## Source material

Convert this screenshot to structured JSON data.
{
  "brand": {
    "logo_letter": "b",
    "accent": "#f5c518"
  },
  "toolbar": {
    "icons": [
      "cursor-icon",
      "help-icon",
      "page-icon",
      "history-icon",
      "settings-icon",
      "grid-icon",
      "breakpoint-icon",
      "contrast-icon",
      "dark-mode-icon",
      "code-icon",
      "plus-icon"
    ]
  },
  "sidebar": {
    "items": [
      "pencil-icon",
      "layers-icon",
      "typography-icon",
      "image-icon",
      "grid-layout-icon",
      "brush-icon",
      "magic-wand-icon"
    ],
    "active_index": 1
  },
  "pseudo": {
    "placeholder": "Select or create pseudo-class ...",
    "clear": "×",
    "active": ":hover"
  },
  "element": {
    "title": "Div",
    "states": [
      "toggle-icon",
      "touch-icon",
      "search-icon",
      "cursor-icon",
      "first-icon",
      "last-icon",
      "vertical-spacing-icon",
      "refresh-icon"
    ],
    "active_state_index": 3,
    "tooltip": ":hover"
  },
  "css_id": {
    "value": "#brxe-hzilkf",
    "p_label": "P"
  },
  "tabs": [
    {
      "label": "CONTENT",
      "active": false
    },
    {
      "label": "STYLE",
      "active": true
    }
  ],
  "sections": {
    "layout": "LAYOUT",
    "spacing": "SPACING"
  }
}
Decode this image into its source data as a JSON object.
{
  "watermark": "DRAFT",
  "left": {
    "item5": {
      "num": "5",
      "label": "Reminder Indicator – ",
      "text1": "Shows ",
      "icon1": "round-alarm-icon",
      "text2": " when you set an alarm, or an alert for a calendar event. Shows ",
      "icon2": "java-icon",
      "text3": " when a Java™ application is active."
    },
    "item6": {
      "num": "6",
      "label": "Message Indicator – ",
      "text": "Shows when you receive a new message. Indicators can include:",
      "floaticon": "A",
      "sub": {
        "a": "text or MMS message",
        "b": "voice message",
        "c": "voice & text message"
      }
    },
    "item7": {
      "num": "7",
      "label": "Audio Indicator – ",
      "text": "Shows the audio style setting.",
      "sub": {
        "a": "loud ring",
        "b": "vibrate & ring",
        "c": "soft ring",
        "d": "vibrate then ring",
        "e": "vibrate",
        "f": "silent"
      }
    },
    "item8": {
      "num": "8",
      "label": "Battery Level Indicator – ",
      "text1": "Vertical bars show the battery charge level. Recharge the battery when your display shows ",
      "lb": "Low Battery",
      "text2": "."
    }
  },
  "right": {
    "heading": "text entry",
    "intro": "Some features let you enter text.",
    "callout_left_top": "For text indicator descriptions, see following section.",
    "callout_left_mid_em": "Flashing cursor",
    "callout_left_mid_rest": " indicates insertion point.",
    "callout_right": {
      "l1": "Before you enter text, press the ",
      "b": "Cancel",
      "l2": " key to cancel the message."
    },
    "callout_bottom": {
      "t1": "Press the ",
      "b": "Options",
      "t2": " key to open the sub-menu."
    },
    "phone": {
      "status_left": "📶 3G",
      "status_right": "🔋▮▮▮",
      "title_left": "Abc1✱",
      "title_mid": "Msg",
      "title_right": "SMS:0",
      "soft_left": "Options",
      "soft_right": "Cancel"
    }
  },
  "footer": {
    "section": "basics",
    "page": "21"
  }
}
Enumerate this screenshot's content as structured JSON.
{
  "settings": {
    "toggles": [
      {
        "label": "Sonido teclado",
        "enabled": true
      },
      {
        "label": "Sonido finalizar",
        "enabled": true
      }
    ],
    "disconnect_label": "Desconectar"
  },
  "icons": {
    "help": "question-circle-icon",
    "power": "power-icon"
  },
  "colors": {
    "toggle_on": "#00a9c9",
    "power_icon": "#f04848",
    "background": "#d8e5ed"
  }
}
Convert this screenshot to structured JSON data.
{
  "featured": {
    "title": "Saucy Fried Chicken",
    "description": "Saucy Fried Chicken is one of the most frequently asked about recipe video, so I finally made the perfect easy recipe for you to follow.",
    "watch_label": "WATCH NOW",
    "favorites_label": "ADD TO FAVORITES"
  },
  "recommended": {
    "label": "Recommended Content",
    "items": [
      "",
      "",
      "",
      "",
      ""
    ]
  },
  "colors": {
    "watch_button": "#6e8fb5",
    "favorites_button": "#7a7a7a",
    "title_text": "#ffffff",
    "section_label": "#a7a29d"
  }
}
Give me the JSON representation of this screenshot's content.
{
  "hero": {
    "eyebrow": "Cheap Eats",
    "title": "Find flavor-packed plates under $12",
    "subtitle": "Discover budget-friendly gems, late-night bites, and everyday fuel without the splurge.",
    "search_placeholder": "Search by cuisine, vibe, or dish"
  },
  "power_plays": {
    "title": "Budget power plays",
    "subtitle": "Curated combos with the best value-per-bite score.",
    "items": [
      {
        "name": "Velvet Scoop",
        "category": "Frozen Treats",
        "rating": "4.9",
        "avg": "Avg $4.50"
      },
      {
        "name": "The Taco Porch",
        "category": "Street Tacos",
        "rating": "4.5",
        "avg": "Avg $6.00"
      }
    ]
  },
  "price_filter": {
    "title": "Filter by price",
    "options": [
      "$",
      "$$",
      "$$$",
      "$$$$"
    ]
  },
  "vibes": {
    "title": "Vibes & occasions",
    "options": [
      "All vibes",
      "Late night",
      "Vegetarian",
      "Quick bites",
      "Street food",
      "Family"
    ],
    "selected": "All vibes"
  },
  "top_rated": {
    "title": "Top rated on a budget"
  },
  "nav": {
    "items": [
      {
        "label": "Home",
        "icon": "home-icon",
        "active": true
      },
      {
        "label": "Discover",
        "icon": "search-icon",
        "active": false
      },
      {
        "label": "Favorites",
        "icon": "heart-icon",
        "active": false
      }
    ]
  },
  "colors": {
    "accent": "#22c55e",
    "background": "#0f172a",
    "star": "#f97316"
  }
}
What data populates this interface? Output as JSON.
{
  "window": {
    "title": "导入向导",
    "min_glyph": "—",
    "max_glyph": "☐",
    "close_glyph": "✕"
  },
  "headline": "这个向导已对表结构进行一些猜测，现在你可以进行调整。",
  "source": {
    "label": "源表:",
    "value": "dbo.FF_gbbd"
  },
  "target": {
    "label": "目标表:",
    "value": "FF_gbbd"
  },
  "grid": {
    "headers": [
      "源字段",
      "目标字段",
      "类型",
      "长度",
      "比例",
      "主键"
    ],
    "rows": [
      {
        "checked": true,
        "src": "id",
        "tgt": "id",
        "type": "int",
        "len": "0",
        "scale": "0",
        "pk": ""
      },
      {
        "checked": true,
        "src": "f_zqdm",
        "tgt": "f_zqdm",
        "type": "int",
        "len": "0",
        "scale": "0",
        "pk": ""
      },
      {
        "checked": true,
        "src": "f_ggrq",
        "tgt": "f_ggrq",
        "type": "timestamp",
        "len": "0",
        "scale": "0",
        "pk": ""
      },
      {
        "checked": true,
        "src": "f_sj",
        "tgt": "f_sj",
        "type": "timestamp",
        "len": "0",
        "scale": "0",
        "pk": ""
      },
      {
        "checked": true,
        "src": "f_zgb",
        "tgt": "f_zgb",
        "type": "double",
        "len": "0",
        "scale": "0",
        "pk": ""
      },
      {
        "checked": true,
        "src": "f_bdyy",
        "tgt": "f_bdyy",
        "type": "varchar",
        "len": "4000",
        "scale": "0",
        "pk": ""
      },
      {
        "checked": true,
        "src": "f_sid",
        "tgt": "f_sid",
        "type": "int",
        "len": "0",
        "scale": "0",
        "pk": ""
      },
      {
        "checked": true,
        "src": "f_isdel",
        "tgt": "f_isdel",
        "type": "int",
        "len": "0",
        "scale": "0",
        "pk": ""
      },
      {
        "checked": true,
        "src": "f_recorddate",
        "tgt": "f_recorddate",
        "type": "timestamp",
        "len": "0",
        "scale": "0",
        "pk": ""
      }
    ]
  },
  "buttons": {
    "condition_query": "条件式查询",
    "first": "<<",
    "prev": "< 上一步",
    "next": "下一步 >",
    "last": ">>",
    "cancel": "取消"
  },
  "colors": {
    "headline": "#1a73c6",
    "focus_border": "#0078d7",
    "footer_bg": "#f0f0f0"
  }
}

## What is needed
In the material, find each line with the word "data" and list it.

## Task output
Convert this screenshot to structured JSON data.
Decode this image into its source data as a JSON object.
Convert this screenshot to structured JSON data.
What data populates this interface? Output as JSON.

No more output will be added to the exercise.